Somewhat surprisingly, Symons did write a short biography of H. M. Stanley and planned another on the African explorers Sir Richard Francis Burton and John Hanning Speke: He always admired risktakers and those who lived extravagantly. Other biographical essays provide brief accounts of Edgar Allan Poe, Regency wit and practical joker Theodore Hooker, and the preacher Edward Irving (the greatest orator of the Romantic age, according to Hazlitt, De Quincey, and others). Symons himself always insisted  that “a biographer should choose his subject as a dandy chooses his suit, remembering cut and tone as much as texture; and his subjects should fit his talent as the suit fits the dandy’s body: exquisitely.” 

It’s clear that in all these figures, and in Frederick Rolfe too, he recognized aspects of himself. 

 Writing came slowly to A. J. A. Symons, in part because he aimed for a witty, easygoing prose. Invitations, he declares with a Wilde-like flourish, are “the sincerest form of flattery.” A relentless social climber “taxed his constitution like a wartime Chancellor.”  The women in Poe’s fiction, he notes, are “the grimmest heroines in literature.” Though he never left England, Symons can evoke the travails and horrors of early African exploration:
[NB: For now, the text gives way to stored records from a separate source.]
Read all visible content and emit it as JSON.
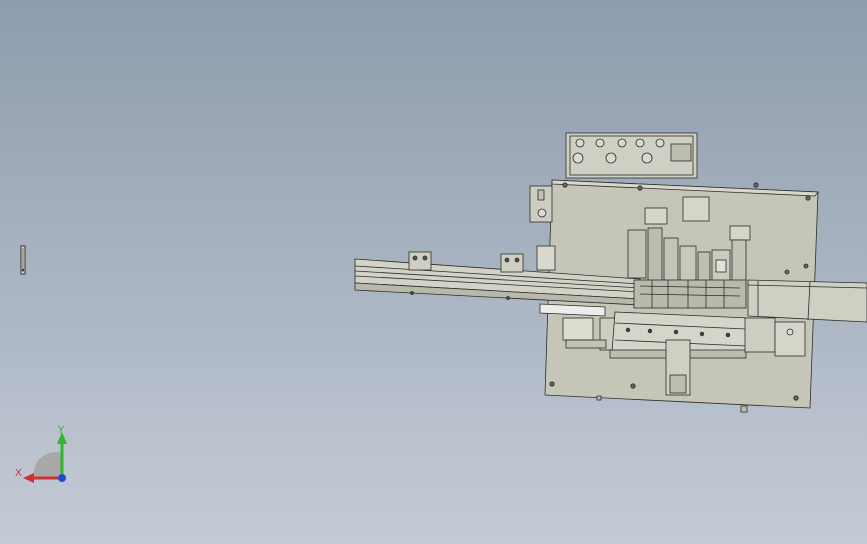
{
  "viewport": {
    "background_top": "#8e9cad",
    "background_bottom": "#c4cbd6"
  },
  "model": {
    "icon": "assembly-machine",
    "plate_color": "#c9c9bb",
    "line_color": "#2d2d2d"
  },
  "triad": {
    "x_label": "X",
    "y_label": "Y",
    "x_color": "#d23030",
    "y_color": "#2fb52f",
    "z_color": "#1f4bd1"
  }
}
Instead of clustering to barter, the natives abandoned their huts and fields to the invaders; but the felled tree-trunks that blocked the way, the poisoned skewers concealed under leaves, the showers of yet more virulently poisoned arrows, the gigantic, grave-like elephant pits, left no doubt of the temper of these unwilling hosts. And Nature proved more savage than the savages. Quags of stagnant water and decaying vegetation, into which men sank to the neck, damped clothes as well as spirits; and in Africa damp clothes bring fever. Ticks which entomb themselves in the nostrils, bees which frequent the eyes and hair, wasps and hornets whose stings cause sickness, and ants in armies joined with snakes, spiders and lice in plaguing the column. .  .  . When to these terrors starvation was added (for all game was scared for miles by the noise of the party’s progress), the wretched carriers became marching skeletons, the slightest abrasion of whose skin caused sloughing ulcers. Those too weak to march fell by the wayside and were left to die. 

 

Throughout his writing, Symons repeatedly stresses that a biography should aspire to be a shaped work of art, a book that can be reread for “the pleasure of its form alone.”  Like Lytton Strachey before him, he helped do away with those enormous “memorial sculptures” favored by the Victorians, all those dully respectful multivolume “Lives and Letters”:
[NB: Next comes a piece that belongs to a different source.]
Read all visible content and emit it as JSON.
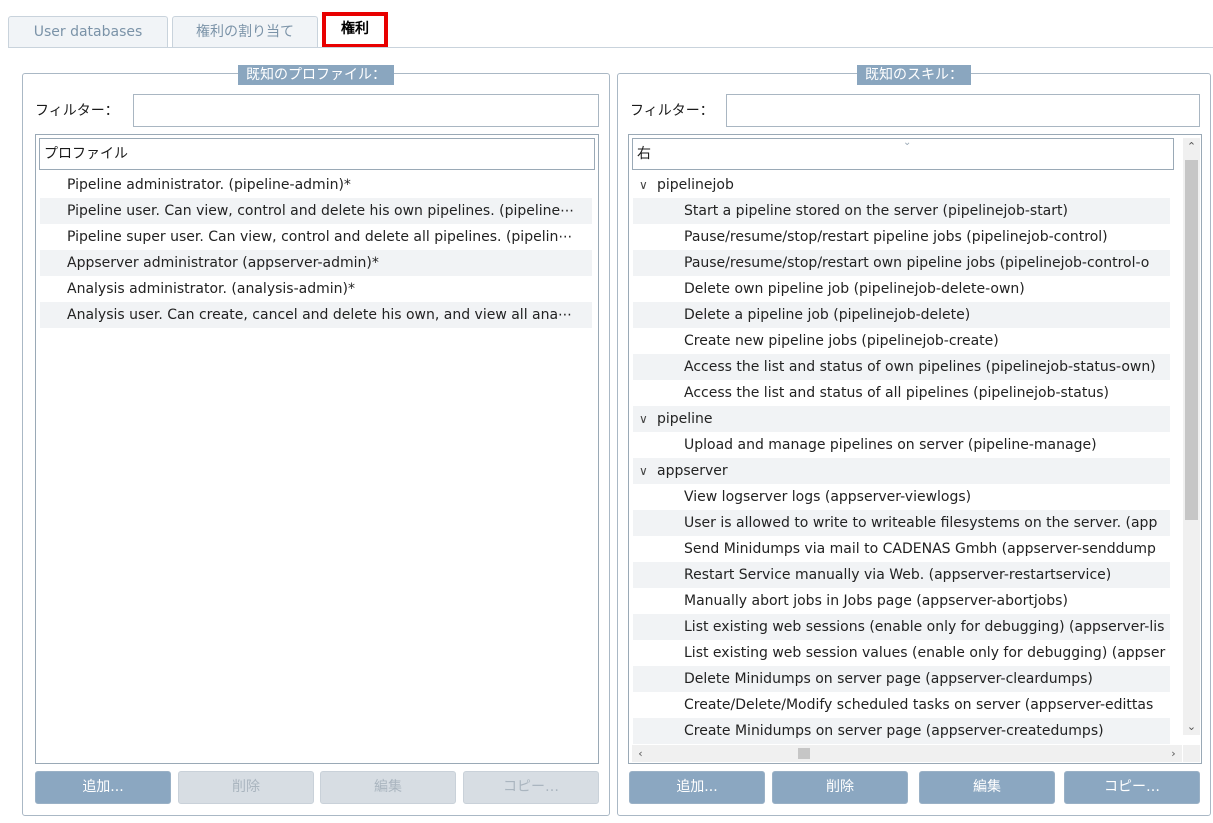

Constructed on the simple formula of chronological sequence, they begin, for the most part, with their subject’s birth, and describe his curly-headed innocence, his sailor suit. Chapters two and three, which show no diminution of the one or discarding of the other, are headed “Schooldays” and “Alma Mater,” and precede “Early Manhood” in which a passing reference to “wild oats” shows that the author also has experienced much; and then chapter five, “Marriage,” sets us on the trail for home. “Life in London,” “Early Work,” and “Later Work” lead naturally to “Last Days” and a deathbed scene, several moral reflections, a list of the books or acts of the victim, and one more biography is on the shelf, probably to stay there.
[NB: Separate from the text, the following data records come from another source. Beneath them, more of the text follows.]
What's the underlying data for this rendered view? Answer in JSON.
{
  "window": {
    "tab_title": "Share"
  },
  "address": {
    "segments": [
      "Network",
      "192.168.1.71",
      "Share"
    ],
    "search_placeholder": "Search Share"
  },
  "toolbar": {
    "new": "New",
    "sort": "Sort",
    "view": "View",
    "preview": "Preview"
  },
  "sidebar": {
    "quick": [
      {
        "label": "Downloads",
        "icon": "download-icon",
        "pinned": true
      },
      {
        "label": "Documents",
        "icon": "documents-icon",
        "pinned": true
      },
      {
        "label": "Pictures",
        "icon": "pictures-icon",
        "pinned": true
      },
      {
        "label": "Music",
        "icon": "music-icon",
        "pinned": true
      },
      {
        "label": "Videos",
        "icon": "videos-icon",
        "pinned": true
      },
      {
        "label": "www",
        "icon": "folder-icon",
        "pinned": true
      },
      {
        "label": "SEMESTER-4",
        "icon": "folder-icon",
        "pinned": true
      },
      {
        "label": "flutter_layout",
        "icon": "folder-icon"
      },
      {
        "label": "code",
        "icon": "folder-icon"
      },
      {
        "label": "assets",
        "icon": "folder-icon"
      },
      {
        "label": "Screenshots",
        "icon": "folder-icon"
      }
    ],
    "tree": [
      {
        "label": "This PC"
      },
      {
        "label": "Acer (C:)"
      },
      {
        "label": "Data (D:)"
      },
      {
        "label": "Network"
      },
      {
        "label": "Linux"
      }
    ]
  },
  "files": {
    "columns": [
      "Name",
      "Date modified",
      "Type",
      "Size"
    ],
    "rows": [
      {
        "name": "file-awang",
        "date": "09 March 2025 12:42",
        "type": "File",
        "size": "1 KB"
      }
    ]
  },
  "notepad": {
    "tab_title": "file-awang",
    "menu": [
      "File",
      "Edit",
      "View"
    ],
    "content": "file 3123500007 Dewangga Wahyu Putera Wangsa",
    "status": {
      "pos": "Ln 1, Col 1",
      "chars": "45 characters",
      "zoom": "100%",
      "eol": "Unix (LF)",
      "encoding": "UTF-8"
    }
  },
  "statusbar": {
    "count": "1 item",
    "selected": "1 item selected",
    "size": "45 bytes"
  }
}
Such is not the case with The Quest for Corvo, though, as a repository of facts about Frederick Rolfe, the book has long been superseded by the work of more recent biographers—chiefly Donald Weeks and Miriam J. Benkowitz. But one can reread anything by Symons—and A. J. A. Symons: His Life and Speculations, too, for that matter—just for the stylish prose and the chance to spend some time in the author’s delightful company. Along with that unique autobiographical fantasy, Hadrian the Seventh, all these interconnected books just might become, as they have for me, personal favorites in your own reading life. 

Michael Dirda’s On Conan Doyle received the 2012 Edgar Award from the Mystery Writers of America for the best
critical/biographical book of the year.